## Directions
Copy every entry below exactly as it appears, leaving out the images.

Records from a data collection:
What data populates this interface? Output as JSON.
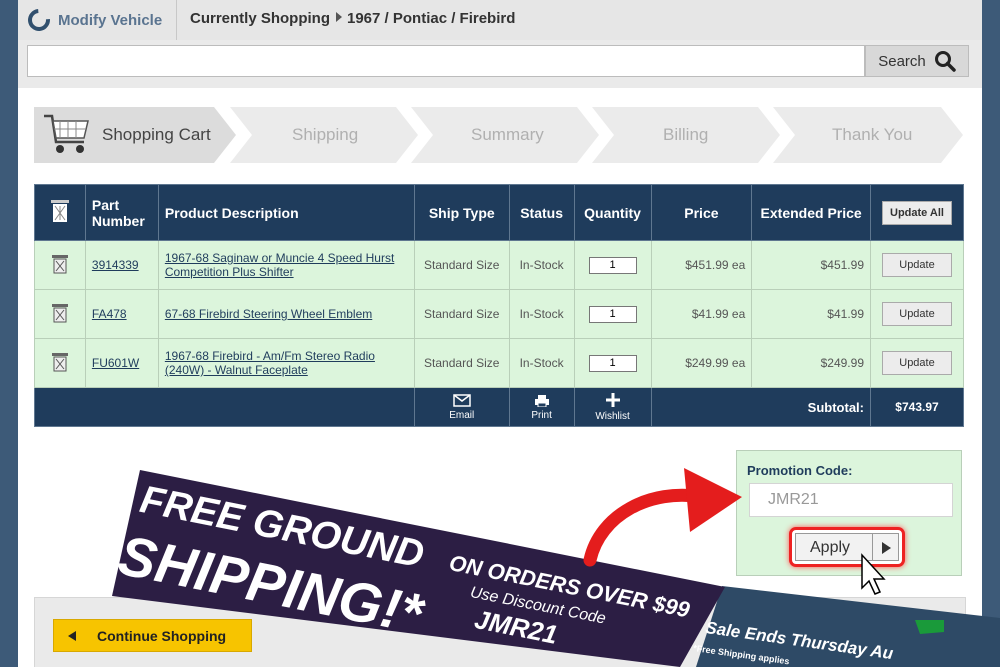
{
  "header": {
    "modify_label": "Modify Vehicle",
    "currently_shopping": "Currently Shopping",
    "vehicle": "1967 / Pontiac / Firebird"
  },
  "search": {
    "button_label": "Search",
    "placeholder": ""
  },
  "steps": [
    "Shopping Cart",
    "Shipping",
    "Summary",
    "Billing",
    "Thank You"
  ],
  "cart": {
    "headers": {
      "part_number": "Part Number",
      "description": "Product Description",
      "ship_type": "Ship Type",
      "status": "Status",
      "quantity": "Quantity",
      "price": "Price",
      "extended_price": "Extended Price",
      "update_all": "Update All"
    },
    "rows": [
      {
        "part": "3914339",
        "desc": "1967-68 Saginaw or Muncie 4 Speed Hurst Competition Plus Shifter",
        "ship": "Standard Size",
        "status": "In-Stock",
        "qty": "1",
        "price": "$451.99 ea",
        "ext": "$451.99",
        "update": "Update"
      },
      {
        "part": "FA478",
        "desc": "67-68 Firebird Steering Wheel Emblem",
        "ship": "Standard Size",
        "status": "In-Stock",
        "qty": "1",
        "price": "$41.99 ea",
        "ext": "$41.99",
        "update": "Update"
      },
      {
        "part": "FU601W",
        "desc": "1967-68 Firebird - Am/Fm Stereo Radio (240W) - Walnut Faceplate",
        "ship": "Standard Size",
        "status": "In-Stock",
        "qty": "1",
        "price": "$249.99 ea",
        "ext": "$249.99",
        "update": "Update"
      }
    ],
    "footer": {
      "email": "Email",
      "print": "Print",
      "wishlist": "Wishlist",
      "subtotal_label": "Subtotal:",
      "subtotal": "$743.97"
    }
  },
  "promo": {
    "label": "Promotion Code:",
    "code": "JMR21",
    "apply": "Apply"
  },
  "continue_label": "Continue Shopping",
  "banner": {
    "line1": "FREE GROUND",
    "line2": "SHIPPING!*",
    "on_orders": "ON ORDERS OVER $99",
    "use_code": "Use Discount Code",
    "code": "JMR21",
    "sale": "Sale Ends Thursday Au",
    "fine": "*Free Shipping applies"
  },
  "colors": {
    "navy": "#1f3c5c",
    "row_green": "#dcf5dc",
    "yellow": "#f7c400",
    "banner_purple": "#2c1e44",
    "arrow_red": "#e41d1d"
  }
}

## Answer section
What data populates this interface? Output as JSON.
{
  "header": {
    "modify_label": "Modify Vehicle",
    "currently_shopping": "Currently Shopping",
    "vehicle": "1967 / Pontiac / Firebird"
  },
  "search": {
    "button_label": "Search",
    "placeholder": ""
  },
  "steps": [
    "Shopping Cart",
    "Shipping",
    "Summary",
    "Billing",
    "Thank You"
  ],
  "cart": {
    "headers": {
      "part_number": "Part Number",
      "description": "Product Description",
      "ship_type": "Ship Type",
      "status": "Status",
      "quantity": "Quantity",
      "price": "Price",
      "extended_price": "Extended Price",
      "update_all": "Update All"
    },
    "rows": [
      {
        "part": "3914339",
        "desc": "1967-68 Saginaw or Muncie 4 Speed Hurst Competition Plus Shifter",
        "ship": "Standard Size",
        "status": "In-Stock",
        "qty": "1",
        "price": "$451.99 ea",
        "ext": "$451.99",
        "update": "Update"
      },
      {
        "part": "FA478",
        "desc": "67-68 Firebird Steering Wheel Emblem",
        "ship": "Standard Size",
        "status": "In-Stock",
        "qty": "1",
        "price": "$41.99 ea",
        "ext": "$41.99",
        "update": "Update"
      },
      {
        "part": "FU601W",
        "desc": "1967-68 Firebird - Am/Fm Stereo Radio (240W) - Walnut Faceplate",
        "ship": "Standard Size",
        "status": "In-Stock",
        "qty": "1",
        "price": "$249.99 ea",
        "ext": "$249.99",
        "update": "Update"
      }
    ],
    "footer": {
      "email": "Email",
      "print": "Print",
      "wishlist": "Wishlist",
      "subtotal_label": "Subtotal:",
      "subtotal": "$743.97"
    }
  },
  "promo": {
    "label": "Promotion Code:",
    "code": "JMR21",
    "apply": "Apply"
  },
  "continue_label": "Continue Shopping",
  "banner": {
    "line1": "FREE GROUND",
    "line2": "SHIPPING!*",
    "on_orders": "ON ORDERS OVER $99",
    "use_code": "Use Discount Code",
    "code": "JMR21",
    "sale": "Sale Ends Thursday Au",
    "fine": "*Free Shipping applies"
  },
  "colors": {
    "navy": "#1f3c5c",
    "row_green": "#dcf5dc",
    "yellow": "#f7c400",
    "banner_purple": "#2c1e44",
    "arrow_red": "#e41d1d"
  }
}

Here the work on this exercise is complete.